> Task to carry out:
Your answer must be an exact copy of the records below, with every picture left out.

:::::

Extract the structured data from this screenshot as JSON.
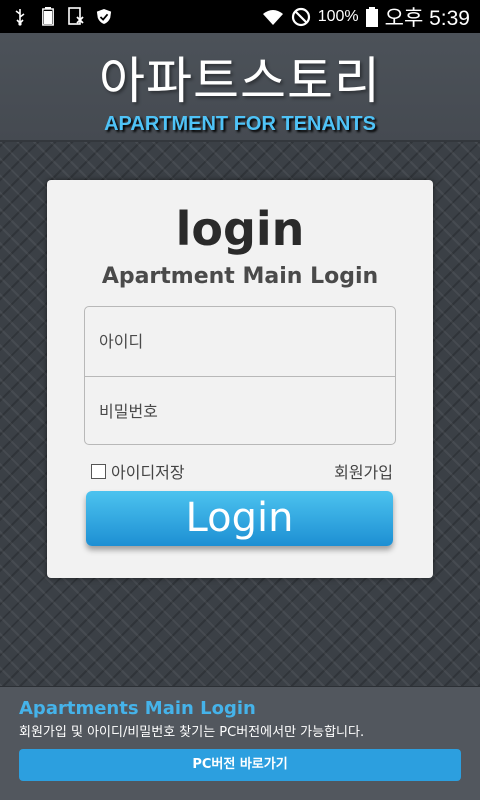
{
  "status_bar": {
    "battery_percent": "100%",
    "clock": "오후 5:39",
    "icons": [
      "usb-icon",
      "battery-full-icon",
      "notification-icon",
      "shield-icon",
      "wifi-icon",
      "do-not-disturb-icon",
      "battery-icon"
    ]
  },
  "header": {
    "title": "아파트스토리",
    "subtitle": "APARTMENT FOR TENANTS"
  },
  "login": {
    "heading": "login",
    "subheading": "Apartment Main Login",
    "id_placeholder": "아이디",
    "password_placeholder": "비밀번호",
    "save_id_label": "아이디저장",
    "signup_label": "회원가입",
    "login_button_label": "Login"
  },
  "bottom_panel": {
    "title": "Apartments Main Login",
    "note": "회원가입 및 아이디/비밀번호 찾기는 PC버전에서만 가능합니다.",
    "pc_button_label": "PC버전 바로가기"
  },
  "colors": {
    "accent_blue": "#2c9fdf",
    "subtitle_blue": "#4fc3f7",
    "header_bg": "#4c5259"
  }
}
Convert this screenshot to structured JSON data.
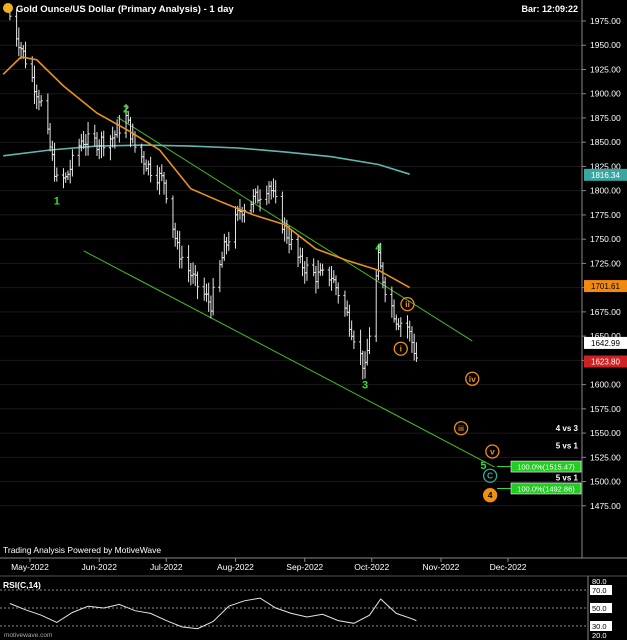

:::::

> Answer to this task:
Extract the structured data from this screenshot as JSON.
{
  "status_bar": {
    "battery_percent": "100%",
    "clock": "오후 5:39",
    "icons": [
      "usb-icon",
      "battery-full-icon",
      "notification-icon",
      "shield-icon",
      "wifi-icon",
      "do-not-disturb-icon",
      "battery-icon"
    ]
  },
  "header": {
    "title": "아파트스토리",
    "subtitle": "APARTMENT FOR TENANTS"
  },
  "login": {
    "heading": "login",
    "subheading": "Apartment Main Login",
    "id_placeholder": "아이디",
    "password_placeholder": "비밀번호",
    "save_id_label": "아이디저장",
    "signup_label": "회원가입",
    "login_button_label": "Login"
  },
  "bottom_panel": {
    "title": "Apartments Main Login",
    "note": "회원가입 및 아이디/비밀번호 찾기는 PC버전에서만 가능합니다.",
    "pc_button_label": "PC버전 바로가기"
  },
  "colors": {
    "accent_blue": "#2c9fdf",
    "subtitle_blue": "#4fc3f7",
    "header_bg": "#4c5259"
  }
}
Convert this screenshot to structured JSON data.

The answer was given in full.